Spinal Tumor Resection
Complete tumor resection (surgical removal) is usually the most effective treatment for spinal tumors, which can form inside the spinal cord; in the membranes covering the spinal cord; or between the membranes and the bones of the spine. Tumors that originate in spinal tissue are called primary spinal tumors; what causes them is unknown. Whether benign or malignant, spinal tumors can upset the connection between the brain and the nerves, or inhibit the spinal cord's blood supply. Spinal tumors can cause symptoms on one or both sides of the body.
Spinal Tumor Resection Procedure
Spinal tumor resection is performed under general anesthesia. An incision is made to expose the spinal cord and nerves, the tumor is removed, the incision is closed with (usually) staples or nylon suture, and a specimen of the tumor is sent to a lab for analysis.
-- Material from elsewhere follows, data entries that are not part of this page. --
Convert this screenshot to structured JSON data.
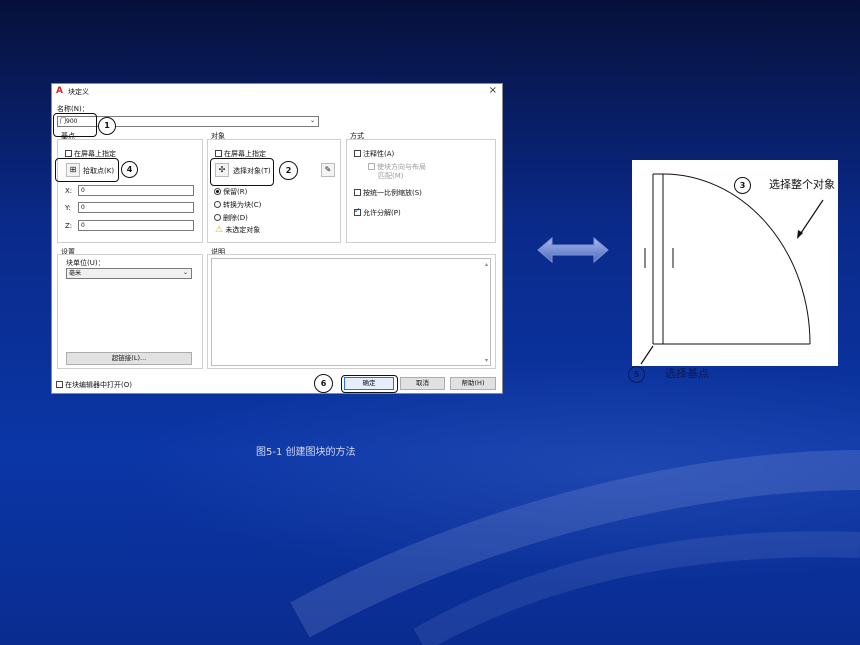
{
  "dialog": {
    "title": "块定义",
    "name_label": "名称(N)：",
    "name_value": "门900",
    "basepoint": {
      "group": "基点",
      "on_screen": "在屏幕上指定",
      "pick_point": "拾取点(K)",
      "x_label": "X:",
      "x_value": "0",
      "y_label": "Y:",
      "y_value": "0",
      "z_label": "Z:",
      "z_value": "0"
    },
    "objects": {
      "group": "对象",
      "on_screen": "在屏幕上指定",
      "select_objects": "选择对象(T)",
      "retain": "保留(R)",
      "convert": "转换为块(C)",
      "delete": "删除(D)",
      "none_selected": "未选定对象"
    },
    "behavior": {
      "group": "方式",
      "annotative": "注释性(A)",
      "match_orientation": "使块方向与布局",
      "match_orientation_2": "匹配(M)",
      "scale_uniform": "按统一比例缩放(S)",
      "allow_explode": "允许分解(P)"
    },
    "settings": {
      "group": "设置",
      "unit_label": "块单位(U)：",
      "unit_value": "毫米",
      "hyperlink": "超链接(L)..."
    },
    "description": {
      "group": "说明"
    },
    "open_in_editor": "在块编辑器中打开(O)",
    "ok": "确定",
    "cancel": "取消",
    "help": "帮助(H)"
  },
  "callouts": [
    "1",
    "2",
    "3",
    "4",
    "5",
    "6"
  ],
  "drawing": {
    "label_select_all": "选择整个对象",
    "label_base_point": "选择基点"
  },
  "caption": "图5-1  创建图块的方法",
  "colors": {
    "background": "#0b36a6",
    "dialog_bg": "#ffffff",
    "primary_border": "#2a6fd6"
  }
}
If the tumor is malignant, resection may be followed by radiation therapy to ensure that the malignancy is completely eradicated. Resection of a benign tumor can relieve compression on the spinal cord, thereby preventing nerve damage.
Recovery from Spinal Tumor Resection
After spinal tumor resection, a hospital stay of a few days is usually required; any pain is usually managed with oral analgesics. Bedrest is recommended to speed healing. Depending upon whether the tumor caused significant neurological damage prior to its being removed, physical therapy or rehabilitation may be needed. Strenuous activity is prohibited until approved by the surgeon.